- just because someone has some symptoms/features, doesn’t mean that they have autism
In fact, it would be true to say that everyone on earth would have at least one or more of the features associated with ASD – even though only around 1 in 100 people would meet full criteria for a formal diagnosis.
ASD can also occur alongside other medical conditions like epilepsy or associated with a chromosomal abnormality (eg Cornelia de Lange syndrome (CdLS), Tuberous Sclerosis, Fragile X syndrome).
The symptoms and signs of autism can look different in different individuals, and they present in varied ways depending on the child’s age and how severely they are affected.
Here is a list of some signs of ASD. It is not exhaustive, but is designed to paint a picture of the difficulties that someone with the diagnosis might have.

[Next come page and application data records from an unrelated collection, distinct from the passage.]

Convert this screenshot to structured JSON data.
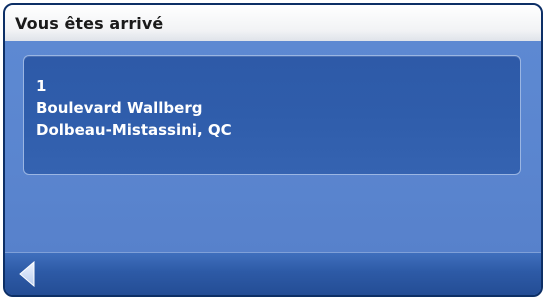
{
  "header": {
    "title": "Vous êtes arrivé"
  },
  "address": {
    "line1": "1",
    "line2": "Boulevard Wallberg",
    "line3": "Dolbeau-Mistassini, QC"
  },
  "footer": {
    "back_icon": "left-arrow-icon"
  },
  "colors": {
    "frame": "#0d2f66",
    "background": "#5a86cf",
    "card": "#2f5dab",
    "bottom_bar": "#2d5aa6"
  }
}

Children with ASD might:
- as a baby make little noise/babble
- have delayed or no spoken language (often first noticed at age 2-4 years)

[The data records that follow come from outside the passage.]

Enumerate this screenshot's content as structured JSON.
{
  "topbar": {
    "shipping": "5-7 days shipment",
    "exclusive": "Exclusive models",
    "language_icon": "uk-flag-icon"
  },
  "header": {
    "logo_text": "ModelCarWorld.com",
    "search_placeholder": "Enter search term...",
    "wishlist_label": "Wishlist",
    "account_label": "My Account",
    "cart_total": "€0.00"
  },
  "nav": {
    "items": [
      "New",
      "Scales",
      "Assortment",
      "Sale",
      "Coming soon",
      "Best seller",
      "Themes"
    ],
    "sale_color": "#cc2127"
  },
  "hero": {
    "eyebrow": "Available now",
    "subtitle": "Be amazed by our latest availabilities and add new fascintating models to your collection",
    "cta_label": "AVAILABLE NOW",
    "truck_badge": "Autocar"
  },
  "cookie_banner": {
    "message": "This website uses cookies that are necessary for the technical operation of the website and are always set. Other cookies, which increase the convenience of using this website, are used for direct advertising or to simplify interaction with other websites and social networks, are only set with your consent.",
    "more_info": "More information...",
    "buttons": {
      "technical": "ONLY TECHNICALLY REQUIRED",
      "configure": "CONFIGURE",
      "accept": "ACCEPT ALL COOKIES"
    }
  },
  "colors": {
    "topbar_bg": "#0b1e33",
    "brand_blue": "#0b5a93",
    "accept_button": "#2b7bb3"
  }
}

- repeat words or phrases out of context or use an odd tone of voice or accent
- have difficulties understanding even simple instructions
- as they get older, fail to recognise body language or other social cues
- not understand inferential language, sarcasm or be unduly literal in their understanding of what is said to them.
Children with ASD commonly are unable to see things from another person’s perspective. For example, if someone hurts themselves and cries, they may not understand why the person is upset.
They might also
- lack empathy or emotion
- be disinterested in interactions with their peers or adults
- have poor eye contact
- lack imagination when playing, instead displaying repetitive or ritualistic play (eg lining toys up, sorting them into colours etc)
- not respond when their name is called or if they are spoken to
- not point to things or use gestures
- fail to share enjoyment or interests – for example they might not bring a toy to show their parent
Restricted interests and repetitive behaviours
Children with ASD may:
- have an obsessive interest in certain objects or subjects – for example, a child might know all about the names and types of dinosaurs as well as obscure facts about them or, they might carry an object, however unusual (eg a coat hanger) around with them everywhere.
- be very rigid in following routines and be unreasonably upset by changes in that routine
- focus narrowly on an object – for example locking and unlocking a door, flicking a light switch on and off
- play in a meaningless or repetitive way with a toy or object eg spinning the wheels on a toy car rather than driving it
- display repetitive or unusual body movements – for example hand-flapping, toe-walking or body rocking
Children with autism might
- be overly sensitive to sensory input (eg certain noises, the sensation of grass or sand under their feet)
- be under-sensitive to sensory input (eg have a very high pain threshold)
- seek sensory input – for example they might like spinning themselves around in circles until they are dizzy, or sniff/smell everything around them; lick things
Okay… I think that might be enough for today – yah? Plus I gotta go cook some yummy dinner for my dad (who is ACTUALLY coming around for dinner tonight (I think he comes over one in every 10 times I ask him to) – Nasi Lemak, my first attempt).
Next week, we’ll discuss the different TYPES of autism (and present and past classification systems), how it is diagnosed, WHO can diagnose it (in Australia) and how it is is best managed/treated.
Sit tight for the next exciting installment!!
 Christensen DL, Baio J, Braun KV et al. Prevalence and Characteristics of Autism Spectrum Disorder Among Children Aged 8 Years – Autism and Developmental Disabilities Monitoring Network, 11 sites, United States, 2012. MMWR Surveill Summ 2016;65(No.SS-3)(No.SS-3):1-23
 Brugha TS, McManus S, Bankart J, Scott F et al. Epidemiology of Autism Spectrum Disorder in Adults in the community in England. Arch Fen Psychiatry 2011;86(5):459-465